§ **Task objective**
Lines below that hold the word "value" must be copied in full.

§ **Input for this task**

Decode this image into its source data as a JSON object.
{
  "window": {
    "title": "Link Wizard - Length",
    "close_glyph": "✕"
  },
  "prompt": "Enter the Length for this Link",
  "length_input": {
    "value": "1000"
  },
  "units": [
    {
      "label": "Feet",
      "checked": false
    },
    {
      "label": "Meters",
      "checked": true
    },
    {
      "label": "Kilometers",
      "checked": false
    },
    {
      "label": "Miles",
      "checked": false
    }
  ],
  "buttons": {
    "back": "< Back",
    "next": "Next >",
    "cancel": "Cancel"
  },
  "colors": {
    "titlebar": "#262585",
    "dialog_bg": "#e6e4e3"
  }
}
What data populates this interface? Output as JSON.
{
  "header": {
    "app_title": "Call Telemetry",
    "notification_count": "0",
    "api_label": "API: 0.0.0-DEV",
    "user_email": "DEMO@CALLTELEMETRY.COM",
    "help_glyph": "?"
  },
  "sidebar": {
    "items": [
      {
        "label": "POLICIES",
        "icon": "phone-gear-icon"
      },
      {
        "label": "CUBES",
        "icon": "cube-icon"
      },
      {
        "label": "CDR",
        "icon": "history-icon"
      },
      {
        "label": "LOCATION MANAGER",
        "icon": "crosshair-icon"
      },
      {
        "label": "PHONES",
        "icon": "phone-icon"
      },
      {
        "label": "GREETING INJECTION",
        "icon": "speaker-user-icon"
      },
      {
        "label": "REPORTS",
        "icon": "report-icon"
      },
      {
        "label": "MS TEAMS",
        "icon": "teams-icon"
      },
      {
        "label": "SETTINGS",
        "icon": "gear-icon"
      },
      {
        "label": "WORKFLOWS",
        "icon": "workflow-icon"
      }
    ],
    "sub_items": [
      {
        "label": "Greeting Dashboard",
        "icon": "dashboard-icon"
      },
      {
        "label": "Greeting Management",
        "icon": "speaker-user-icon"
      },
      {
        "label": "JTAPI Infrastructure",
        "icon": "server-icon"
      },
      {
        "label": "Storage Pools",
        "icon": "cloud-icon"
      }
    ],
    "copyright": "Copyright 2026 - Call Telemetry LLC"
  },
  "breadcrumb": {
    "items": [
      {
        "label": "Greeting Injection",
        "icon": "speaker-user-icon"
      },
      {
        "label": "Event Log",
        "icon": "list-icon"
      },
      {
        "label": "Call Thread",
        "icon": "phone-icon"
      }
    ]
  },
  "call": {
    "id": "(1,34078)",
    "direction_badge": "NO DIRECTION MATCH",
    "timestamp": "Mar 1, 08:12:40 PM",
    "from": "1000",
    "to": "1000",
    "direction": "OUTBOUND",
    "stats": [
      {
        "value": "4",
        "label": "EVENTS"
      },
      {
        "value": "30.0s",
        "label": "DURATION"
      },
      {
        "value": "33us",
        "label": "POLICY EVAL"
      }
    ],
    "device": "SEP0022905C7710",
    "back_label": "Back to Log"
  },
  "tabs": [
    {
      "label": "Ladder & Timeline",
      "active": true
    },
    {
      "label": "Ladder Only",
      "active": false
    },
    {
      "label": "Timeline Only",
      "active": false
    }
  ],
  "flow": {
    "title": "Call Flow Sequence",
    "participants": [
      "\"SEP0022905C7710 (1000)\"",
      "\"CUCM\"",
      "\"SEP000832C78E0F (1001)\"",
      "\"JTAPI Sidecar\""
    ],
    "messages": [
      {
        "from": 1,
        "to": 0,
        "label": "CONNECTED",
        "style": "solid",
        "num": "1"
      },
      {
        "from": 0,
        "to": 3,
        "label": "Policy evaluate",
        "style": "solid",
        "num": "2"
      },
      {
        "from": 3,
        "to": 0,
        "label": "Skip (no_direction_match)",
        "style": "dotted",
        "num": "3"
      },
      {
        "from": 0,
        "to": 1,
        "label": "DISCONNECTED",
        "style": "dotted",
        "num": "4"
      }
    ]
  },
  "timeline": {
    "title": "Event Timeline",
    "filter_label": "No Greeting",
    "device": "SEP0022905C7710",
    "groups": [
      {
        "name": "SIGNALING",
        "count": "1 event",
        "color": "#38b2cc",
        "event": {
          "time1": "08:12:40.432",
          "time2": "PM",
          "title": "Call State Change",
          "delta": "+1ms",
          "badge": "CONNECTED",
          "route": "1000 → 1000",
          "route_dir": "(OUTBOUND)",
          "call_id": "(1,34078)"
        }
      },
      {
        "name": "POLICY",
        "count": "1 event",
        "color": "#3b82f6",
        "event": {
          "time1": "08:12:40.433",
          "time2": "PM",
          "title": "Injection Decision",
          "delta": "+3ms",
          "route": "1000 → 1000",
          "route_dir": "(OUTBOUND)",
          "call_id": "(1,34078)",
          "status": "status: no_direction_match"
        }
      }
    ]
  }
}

§ **Answer section**
    "value": "1000"
        "value": "4",
        "value": "30.0s",
        "value": "33us",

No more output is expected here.